Problem to work on
Below are some entries; can you quote all of them exactly?

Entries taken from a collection
——
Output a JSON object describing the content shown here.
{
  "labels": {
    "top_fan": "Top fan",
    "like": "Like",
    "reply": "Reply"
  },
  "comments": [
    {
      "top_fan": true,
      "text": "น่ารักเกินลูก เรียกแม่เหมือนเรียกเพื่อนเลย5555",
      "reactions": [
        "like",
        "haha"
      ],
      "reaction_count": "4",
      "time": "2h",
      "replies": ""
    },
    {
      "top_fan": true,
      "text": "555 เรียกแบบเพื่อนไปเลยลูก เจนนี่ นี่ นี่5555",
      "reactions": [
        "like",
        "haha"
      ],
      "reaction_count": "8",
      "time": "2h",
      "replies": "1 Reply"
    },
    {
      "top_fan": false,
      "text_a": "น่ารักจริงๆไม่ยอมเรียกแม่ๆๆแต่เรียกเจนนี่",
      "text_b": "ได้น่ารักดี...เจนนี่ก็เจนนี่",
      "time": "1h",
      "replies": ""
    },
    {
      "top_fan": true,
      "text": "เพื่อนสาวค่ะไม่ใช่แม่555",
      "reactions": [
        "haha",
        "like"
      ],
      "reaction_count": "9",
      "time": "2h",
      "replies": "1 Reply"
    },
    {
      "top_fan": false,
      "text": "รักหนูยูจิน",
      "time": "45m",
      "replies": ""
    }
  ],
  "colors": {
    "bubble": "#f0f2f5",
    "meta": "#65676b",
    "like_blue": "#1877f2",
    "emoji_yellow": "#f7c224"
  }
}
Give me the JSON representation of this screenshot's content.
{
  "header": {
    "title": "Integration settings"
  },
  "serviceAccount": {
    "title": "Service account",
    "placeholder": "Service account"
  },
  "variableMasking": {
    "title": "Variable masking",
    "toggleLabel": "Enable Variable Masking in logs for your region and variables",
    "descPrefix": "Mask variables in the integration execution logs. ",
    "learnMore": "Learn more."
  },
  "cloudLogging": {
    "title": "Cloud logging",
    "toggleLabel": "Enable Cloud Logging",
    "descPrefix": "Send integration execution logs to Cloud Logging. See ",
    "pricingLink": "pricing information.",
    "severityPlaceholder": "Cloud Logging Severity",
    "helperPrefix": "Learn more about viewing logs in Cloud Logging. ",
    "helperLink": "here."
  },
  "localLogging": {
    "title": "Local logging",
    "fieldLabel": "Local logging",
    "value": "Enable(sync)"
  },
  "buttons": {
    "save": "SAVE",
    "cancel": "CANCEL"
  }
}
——
Response
Output a JSON object describing the content shown here.
{
  "labels": {
    "top_fan": "Top fan",
    "like": "Like",
    "reply": "Reply"
  },
  "comments": [
    {
      "top_fan": true,
      "text": "น่ารักเกินลูก เรียกแม่เหมือนเรียกเพื่อนเลย5555",
      "reactions": [
        "like",
        "haha"
      ],
      "reaction_count": "4",
      "time": "2h",
      "replies": ""
    },
    {
      "top_fan": true,
      "text": "555 เรียกแบบเพื่อนไปเลยลูก เจนนี่ นี่ นี่5555",
      "reactions": [
        "like",
        "haha"
      ],
      "reaction_count": "8",
      "time": "2h",
      "replies": "1 Reply"
    },
    {
      "top_fan": false,
      "text_a": "น่ารักจริงๆไม่ยอมเรียกแม่ๆๆแต่เรียกเจนนี่",
      "text_b": "ได้น่ารักดี...เจนนี่ก็เจนนี่",
      "time": "1h",
      "replies": ""
    },
    {
      "top_fan": true,
      "text": "เพื่อนสาวค่ะไม่ใช่แม่555",
      "reactions": [
        "haha",
        "like"
      ],
      "reaction_count": "9",
      "time": "2h",
      "replies": "1 Reply"
    },
    {
      "top_fan": false,
      "text": "รักหนูยูจิน",
      "time": "45m",
      "replies": ""
    }
  ],
  "colors": {
    "bubble": "#f0f2f5",
    "meta": "#65676b",
    "like_blue": "#1877f2",
    "emoji_yellow": "#f7c224"
  }
}
Give me the JSON representation of this screenshot's content.
{
  "header": {
    "title": "Integration settings"
  },
  "serviceAccount": {
    "title": "Service account",
    "placeholder": "Service account"
  },
  "variableMasking": {
    "title": "Variable masking",
    "toggleLabel": "Enable Variable Masking in logs for your region and variables",
    "descPrefix": "Mask variables in the integration execution logs. ",
    "learnMore": "Learn more."
  },
  "cloudLogging": {
    "title": "Cloud logging",
    "toggleLabel": "Enable Cloud Logging",
    "descPrefix": "Send integration execution logs to Cloud Logging. See ",
    "pricingLink": "pricing information.",
    "severityPlaceholder": "Cloud Logging Severity",
    "helperPrefix": "Learn more about viewing logs in Cloud Logging. ",
    "helperLink": "here."
  },
  "localLogging": {
    "title": "Local logging",
    "fieldLabel": "Local logging",
    "value": "Enable(sync)"
  },
  "buttons": {
    "save": "SAVE",
    "cancel": "CANCEL"
  }
}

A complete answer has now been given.